“He’s great. He’s such a great teacher, too,” Siekaniec said. “I still hear his voice in my head: ‘Don’t let those soft lines get too hard.’”
After settling here, she met her husband, Casey. He’d lived in Homer until he was 14, went away with his family and then moved back after college.
“I decided to stay before I met Casey,” Siekaniec said. “That was just a bonus.”
Siekaniec’s show, “Salt,” focuses on wildlife. She paints from photographs, but crops out images and does things like paint close ups of birds or bears, as if they’re looking straight into the camera lens.
“When Sherry (Stead) asked me to do the show, I did the first brown bear,” Siekaniec said of the Grace Ridge Brewery co-owner. “They were all close ups. I thought that would be funny.”
Some paintings take a broader perspective, like the tail of a whale as it dives or an underwater view of a brown bear fishing for red salmon. She plays around a lot with shadows and texture. The water dripping off the whale’s tail looks like falling ice, for example. In her fishing bear painting, “Salmon Dip,” sunlight falling through a stream dapples the fish and the bear’s snout, while the view of the bear above the water has a hint of abstract impressionism. Siekaniec must be doing something right — she sold five paintings on opening night. With her husband, she also has started a new small business, Alaska Salt Co., packaged sea salt made from Kachemak Bay ocean water. They have a display of their line with the “Salt” show at Grace Ridge Brewery.
That idea started as a hobby to make salt for themselves. One Christmas they made batches as gifts for family and friends.
“It was a huge hit. It instantly became a business of its own we’ve been catching up with ever since,” she said.
Unlike the salt works of warmer climates, where salt water evaporates on its own to make salt, the Siekaniecs make a rapid boil of seawater and then a slow evaporation to create the crystals. In May, Alaska Salt Works opens a shop in a building on Ocean Drive near FAA Road they will share with Salmon Sisters. Britni Siekaniec also worked with Salmon Sisters in its little trailer shop at the same place last summer.
“We’re going all in on this business,” she said.
Being a mom to a young child has long been a challenge for artists and writers. Siekaniec said initially parenthood had been a barrier to her work.

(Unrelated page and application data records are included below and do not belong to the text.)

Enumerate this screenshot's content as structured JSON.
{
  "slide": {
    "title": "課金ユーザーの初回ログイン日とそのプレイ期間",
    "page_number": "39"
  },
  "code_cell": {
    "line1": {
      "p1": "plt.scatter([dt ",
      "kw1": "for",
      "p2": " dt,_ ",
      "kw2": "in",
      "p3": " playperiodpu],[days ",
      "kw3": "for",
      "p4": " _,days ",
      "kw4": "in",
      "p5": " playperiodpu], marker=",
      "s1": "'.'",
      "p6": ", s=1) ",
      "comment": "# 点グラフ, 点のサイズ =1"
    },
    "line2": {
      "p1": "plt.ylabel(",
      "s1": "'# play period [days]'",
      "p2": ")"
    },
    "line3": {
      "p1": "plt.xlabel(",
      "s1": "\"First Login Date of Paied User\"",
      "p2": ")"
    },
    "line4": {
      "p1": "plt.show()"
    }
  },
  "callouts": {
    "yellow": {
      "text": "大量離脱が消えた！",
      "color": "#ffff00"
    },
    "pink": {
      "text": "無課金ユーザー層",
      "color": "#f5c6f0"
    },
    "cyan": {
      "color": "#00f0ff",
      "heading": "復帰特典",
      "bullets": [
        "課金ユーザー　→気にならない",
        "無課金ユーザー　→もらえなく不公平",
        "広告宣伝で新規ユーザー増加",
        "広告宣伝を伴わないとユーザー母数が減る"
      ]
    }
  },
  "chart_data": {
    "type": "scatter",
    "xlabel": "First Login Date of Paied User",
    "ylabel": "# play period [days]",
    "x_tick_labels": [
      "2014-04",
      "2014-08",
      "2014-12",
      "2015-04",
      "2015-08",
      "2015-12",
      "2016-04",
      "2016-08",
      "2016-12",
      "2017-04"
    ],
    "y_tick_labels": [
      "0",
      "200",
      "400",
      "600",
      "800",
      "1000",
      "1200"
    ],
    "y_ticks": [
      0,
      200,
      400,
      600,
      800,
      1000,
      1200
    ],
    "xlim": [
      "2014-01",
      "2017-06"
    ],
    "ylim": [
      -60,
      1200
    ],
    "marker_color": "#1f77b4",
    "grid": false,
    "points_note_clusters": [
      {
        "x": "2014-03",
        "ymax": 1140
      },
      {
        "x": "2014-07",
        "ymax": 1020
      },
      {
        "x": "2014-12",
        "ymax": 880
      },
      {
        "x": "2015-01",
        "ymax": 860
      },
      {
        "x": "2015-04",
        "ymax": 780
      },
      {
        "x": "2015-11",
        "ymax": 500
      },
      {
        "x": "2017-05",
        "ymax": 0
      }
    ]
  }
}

“Since she was born I went for a year, a year and a half, without painting,” she said. “Now I’m able to include her.”
Having a supportive husband also helps.
“Casey is a super dad. I couldn’t do it without him. He’s always present,” she said.
A life outside a 9-to-5 day job also gives her the freedom to create as well as to enjoy family.
“Our work schedule is around her (Hadley’s) nap schedule and what she has going on. We have the freedom to take a walk at 3 in the afternoon,” she said. “… It’s a cool family dynamic we have going on here.”
Family, business, art: Siekaniec said she’s figuring out how to juggle all three.